In the entries below, every line with the string "message" is to be reported.

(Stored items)
########

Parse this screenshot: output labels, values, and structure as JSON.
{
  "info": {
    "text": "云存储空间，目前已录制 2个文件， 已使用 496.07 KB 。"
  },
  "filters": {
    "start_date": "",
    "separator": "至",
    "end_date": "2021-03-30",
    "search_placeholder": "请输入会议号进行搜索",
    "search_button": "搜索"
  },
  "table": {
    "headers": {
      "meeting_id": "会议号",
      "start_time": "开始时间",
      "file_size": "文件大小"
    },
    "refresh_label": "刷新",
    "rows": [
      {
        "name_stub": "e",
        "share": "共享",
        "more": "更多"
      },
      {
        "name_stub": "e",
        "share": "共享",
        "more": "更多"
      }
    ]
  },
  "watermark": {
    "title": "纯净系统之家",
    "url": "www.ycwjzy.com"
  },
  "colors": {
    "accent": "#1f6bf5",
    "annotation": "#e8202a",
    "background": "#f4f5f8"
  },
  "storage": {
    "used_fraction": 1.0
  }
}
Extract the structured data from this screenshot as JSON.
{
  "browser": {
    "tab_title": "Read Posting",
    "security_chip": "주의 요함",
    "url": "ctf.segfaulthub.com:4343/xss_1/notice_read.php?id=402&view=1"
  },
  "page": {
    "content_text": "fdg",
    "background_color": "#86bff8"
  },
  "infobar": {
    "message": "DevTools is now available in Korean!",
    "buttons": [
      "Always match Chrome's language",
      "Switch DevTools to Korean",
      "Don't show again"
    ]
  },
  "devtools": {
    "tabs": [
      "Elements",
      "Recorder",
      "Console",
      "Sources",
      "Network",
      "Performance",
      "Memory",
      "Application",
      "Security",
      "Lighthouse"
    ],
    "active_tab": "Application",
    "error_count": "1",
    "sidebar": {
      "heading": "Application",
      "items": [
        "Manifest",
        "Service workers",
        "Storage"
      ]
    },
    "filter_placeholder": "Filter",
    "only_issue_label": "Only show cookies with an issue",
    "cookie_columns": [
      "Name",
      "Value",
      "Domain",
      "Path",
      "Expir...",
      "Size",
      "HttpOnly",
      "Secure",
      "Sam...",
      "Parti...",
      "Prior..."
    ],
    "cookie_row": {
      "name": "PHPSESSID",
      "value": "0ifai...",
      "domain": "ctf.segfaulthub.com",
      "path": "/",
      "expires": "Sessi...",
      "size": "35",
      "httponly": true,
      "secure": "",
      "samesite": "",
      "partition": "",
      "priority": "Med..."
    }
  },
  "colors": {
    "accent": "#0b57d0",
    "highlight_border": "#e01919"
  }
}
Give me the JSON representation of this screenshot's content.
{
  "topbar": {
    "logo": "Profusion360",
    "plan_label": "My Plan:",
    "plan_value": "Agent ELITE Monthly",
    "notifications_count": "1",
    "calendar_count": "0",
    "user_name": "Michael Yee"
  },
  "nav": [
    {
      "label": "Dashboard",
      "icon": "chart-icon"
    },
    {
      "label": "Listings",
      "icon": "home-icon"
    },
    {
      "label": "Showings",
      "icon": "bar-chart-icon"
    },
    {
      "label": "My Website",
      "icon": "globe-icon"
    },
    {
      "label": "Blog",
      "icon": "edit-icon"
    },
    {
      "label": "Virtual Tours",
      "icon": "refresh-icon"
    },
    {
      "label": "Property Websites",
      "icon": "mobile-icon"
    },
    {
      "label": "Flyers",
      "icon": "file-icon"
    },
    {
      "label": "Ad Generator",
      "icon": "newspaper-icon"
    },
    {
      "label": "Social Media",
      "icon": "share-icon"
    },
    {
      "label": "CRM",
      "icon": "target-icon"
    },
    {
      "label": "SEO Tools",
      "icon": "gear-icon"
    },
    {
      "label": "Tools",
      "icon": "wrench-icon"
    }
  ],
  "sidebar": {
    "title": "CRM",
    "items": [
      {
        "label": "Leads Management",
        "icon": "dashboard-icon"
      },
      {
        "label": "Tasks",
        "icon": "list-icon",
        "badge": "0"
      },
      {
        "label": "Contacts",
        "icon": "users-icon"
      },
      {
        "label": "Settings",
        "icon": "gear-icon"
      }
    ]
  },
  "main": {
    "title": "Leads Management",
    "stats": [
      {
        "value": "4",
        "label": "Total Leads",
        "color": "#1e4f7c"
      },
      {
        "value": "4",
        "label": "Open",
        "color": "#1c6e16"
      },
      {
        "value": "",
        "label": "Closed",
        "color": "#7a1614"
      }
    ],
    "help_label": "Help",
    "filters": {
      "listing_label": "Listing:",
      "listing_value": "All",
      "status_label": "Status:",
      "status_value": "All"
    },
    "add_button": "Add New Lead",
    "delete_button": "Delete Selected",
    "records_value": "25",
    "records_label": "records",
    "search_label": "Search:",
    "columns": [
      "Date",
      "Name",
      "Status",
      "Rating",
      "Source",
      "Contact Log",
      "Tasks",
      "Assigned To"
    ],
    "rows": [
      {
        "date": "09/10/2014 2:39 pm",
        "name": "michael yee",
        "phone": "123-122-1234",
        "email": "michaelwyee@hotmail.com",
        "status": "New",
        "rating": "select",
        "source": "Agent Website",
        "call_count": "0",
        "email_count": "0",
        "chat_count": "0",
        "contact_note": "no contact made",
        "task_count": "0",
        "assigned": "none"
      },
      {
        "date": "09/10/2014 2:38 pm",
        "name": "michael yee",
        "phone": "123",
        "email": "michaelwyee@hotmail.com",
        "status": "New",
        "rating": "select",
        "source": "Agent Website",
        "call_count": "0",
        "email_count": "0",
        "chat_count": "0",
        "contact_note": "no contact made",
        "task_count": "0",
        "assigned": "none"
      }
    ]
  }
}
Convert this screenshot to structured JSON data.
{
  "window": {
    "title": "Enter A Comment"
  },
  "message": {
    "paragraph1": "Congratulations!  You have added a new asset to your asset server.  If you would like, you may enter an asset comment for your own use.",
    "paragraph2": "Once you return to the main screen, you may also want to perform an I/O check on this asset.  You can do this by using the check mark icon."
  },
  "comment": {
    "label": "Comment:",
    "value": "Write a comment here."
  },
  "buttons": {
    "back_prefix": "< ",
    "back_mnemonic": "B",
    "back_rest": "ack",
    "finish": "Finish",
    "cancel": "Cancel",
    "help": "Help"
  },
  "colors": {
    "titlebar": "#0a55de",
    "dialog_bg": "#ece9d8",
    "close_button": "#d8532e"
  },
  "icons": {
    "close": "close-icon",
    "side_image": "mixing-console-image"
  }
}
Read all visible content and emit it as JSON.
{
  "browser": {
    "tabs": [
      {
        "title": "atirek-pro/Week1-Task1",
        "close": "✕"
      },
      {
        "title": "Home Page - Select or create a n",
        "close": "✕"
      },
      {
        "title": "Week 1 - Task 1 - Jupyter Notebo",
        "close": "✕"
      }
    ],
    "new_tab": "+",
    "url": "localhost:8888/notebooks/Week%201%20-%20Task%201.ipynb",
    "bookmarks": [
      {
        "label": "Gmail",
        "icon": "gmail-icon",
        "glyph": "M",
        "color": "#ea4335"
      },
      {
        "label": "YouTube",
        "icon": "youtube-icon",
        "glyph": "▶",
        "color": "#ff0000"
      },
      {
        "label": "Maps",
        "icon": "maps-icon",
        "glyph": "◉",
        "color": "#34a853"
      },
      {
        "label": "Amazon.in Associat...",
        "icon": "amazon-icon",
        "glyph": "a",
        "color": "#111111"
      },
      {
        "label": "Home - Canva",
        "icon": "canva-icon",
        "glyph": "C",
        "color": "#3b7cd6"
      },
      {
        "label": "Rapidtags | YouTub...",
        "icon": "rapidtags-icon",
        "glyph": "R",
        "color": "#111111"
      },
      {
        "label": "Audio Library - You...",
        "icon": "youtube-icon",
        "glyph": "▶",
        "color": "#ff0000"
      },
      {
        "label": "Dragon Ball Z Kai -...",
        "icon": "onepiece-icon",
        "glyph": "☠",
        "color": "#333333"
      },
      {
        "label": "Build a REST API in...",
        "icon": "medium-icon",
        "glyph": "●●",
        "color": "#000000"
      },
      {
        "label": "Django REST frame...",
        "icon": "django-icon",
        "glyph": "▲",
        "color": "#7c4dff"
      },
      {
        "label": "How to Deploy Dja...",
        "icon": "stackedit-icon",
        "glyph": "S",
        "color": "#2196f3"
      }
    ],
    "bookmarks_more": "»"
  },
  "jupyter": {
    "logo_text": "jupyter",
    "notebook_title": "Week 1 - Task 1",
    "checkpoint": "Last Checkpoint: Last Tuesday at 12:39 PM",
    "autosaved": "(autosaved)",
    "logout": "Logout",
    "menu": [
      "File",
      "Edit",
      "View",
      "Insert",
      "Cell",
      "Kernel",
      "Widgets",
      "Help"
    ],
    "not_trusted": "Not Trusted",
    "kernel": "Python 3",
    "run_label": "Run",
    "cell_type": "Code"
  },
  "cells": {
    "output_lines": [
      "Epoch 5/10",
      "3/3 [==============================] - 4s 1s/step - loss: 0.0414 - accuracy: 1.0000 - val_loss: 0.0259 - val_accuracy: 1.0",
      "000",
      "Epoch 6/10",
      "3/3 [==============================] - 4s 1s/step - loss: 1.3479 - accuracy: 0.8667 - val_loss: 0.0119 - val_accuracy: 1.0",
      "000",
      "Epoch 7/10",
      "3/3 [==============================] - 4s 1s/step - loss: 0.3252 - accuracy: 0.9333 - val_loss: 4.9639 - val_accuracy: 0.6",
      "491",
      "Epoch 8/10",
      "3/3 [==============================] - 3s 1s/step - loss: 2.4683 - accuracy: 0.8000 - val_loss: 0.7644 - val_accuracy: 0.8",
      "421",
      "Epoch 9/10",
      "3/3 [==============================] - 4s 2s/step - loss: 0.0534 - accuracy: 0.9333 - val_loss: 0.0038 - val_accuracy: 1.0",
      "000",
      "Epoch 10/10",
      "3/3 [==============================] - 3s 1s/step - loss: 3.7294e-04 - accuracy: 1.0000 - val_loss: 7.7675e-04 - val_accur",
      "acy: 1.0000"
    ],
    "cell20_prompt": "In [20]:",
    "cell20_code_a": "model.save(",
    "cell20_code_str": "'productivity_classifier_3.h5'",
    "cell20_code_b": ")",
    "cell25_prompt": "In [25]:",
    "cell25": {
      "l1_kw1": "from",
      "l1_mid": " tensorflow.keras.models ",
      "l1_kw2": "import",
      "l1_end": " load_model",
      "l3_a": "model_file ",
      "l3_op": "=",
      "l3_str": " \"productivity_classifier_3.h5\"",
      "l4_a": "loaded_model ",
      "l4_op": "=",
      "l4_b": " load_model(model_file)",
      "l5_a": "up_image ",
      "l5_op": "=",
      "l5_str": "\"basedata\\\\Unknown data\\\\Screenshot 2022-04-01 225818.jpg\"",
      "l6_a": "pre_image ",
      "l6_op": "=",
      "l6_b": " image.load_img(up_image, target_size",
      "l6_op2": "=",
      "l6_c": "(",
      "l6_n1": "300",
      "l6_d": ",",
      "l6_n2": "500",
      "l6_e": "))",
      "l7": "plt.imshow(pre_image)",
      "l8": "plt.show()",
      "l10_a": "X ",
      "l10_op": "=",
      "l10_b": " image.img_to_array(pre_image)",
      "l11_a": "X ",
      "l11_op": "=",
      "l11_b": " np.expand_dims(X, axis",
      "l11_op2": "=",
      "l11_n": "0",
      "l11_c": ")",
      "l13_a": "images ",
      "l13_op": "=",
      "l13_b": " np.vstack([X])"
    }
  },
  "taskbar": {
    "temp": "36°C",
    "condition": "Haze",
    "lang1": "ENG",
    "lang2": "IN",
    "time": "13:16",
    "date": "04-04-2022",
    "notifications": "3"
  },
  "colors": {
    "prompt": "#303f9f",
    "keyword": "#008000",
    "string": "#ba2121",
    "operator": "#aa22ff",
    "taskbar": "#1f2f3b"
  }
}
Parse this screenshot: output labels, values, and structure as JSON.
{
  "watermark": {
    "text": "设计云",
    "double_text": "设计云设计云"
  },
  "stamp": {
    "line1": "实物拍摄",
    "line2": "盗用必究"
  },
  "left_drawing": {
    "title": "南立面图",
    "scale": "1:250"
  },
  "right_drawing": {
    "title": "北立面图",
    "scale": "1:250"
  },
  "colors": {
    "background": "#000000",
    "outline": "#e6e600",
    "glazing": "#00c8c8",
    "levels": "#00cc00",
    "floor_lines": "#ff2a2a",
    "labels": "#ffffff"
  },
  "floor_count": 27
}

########

» **Response area**:
    "message": "DevTools is now available in Korean!",
  "message": {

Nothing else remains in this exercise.